South African Educators Discuss Community-based Education Reform at Lynch School Symposium
Twenty years after the fall of apartheid in South Africa, resolving the devastating disparities that plague the country’s educational system remains a daunting task, two faculty members from the Nelson Mandela Metropolitan University told a Lynch School of Education audience.
Denise M. Zinn, the executive dean of the university’s education faculty, and Allistair Witten, the director of the university’s Centre for the Community School said there are stark differences between schools that “have” and those that “have not” in the areas of facilities, books, teachers and funding.
The legacy of separatism, unstable government funding and the limited resources of families living in poverty have forced communities to undertake education reform efforts with the resources they already possess – however scarce they may be, Zinn said.
The university’s education faculty has established the Manyano Network of Community Schools. Manyano is a word from the indigenous Xhosa people that means “to join in.” The network uses an “asset-based” approach that asks communities what they need, which resources they can provide to meet their needs and how they can partner with other communities and institutions to achieve their goals.
“The model we are pursuing we hope to one day export to other parts of the country, because the need just isn’t in our province – the need is throughout South Africa,” said Zinn, who came to BC with Witten at the invitation of Hon. David S. Nelson Professor of Psychology and Education Anderson Franklin.
Franklin, who asked Zinn and Witten to participate in this year’s Nelson Chair Roundtable for community-based organizations, was a visiting professor last year at the university, based in Port Elizabeth, in Eastern Cape Province.
He said he was impressed by the resiliency of the people he met who maintain hope for the future despite living in extreme poverty. As they work with local communities, his colleagues must carefully navigate both hope and despair.
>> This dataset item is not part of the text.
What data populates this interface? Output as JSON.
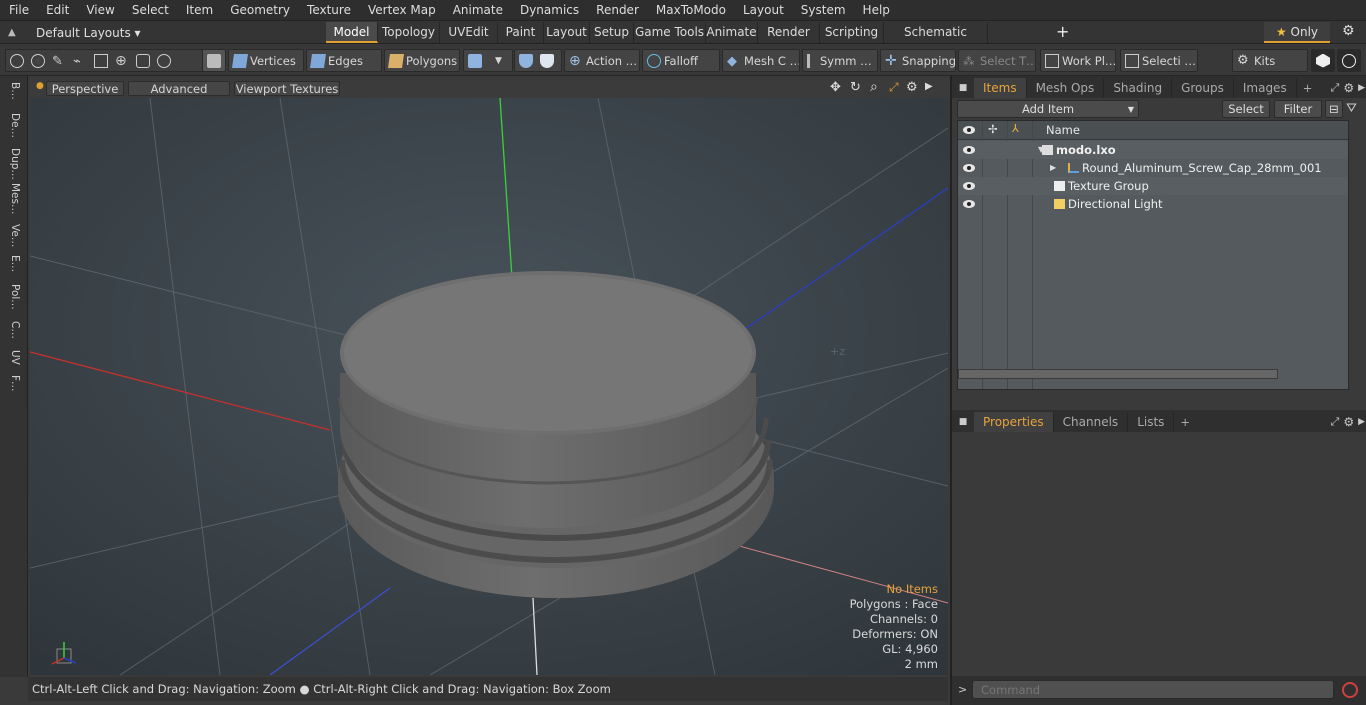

“There are deplorable conditions which could clearly lead you to despair for the future,” said Franklin. “But as a university, they cannot just see things superficially. What they have tapped into is that resiliency earned by surviving. And that has created a sense of hope and optimism to work for better schools and uplifting the communities in Eastern Cape.”
Lynch School Professor Dennis Shirley followed Witten and Zinn’s presentation with remarks about how researchers and theorists have approached school improvement in countries beset by poverty and governmental neglect.
Witten said that some South African schools rival facilities at America’s elite private academies. But in rural areas and poverty-stricken townships, schools endure despite rusting metal roofs, mud walls, no walls, open pit latrines and a lack of electricity. What the Manyano network guards against is applying off-the-shelf solutions upon these small communities.
Witten said the network taps into the desire in local communities to avoid dependency on state or national funding – since it is delivered so haphazardly from year to year. At the same time, the network pushes for solutions that come from community leaders and parents themselves.
“We have been very deliberate in building a network that is self-directing and self-sufficient,” Witten said. “We did that deliberately because we didn’t want to create a sense of dependency or a sense that we know better because we’re from a university or that we’re going to do everything for them. Communities want to rely on themselves to solve their own problems.”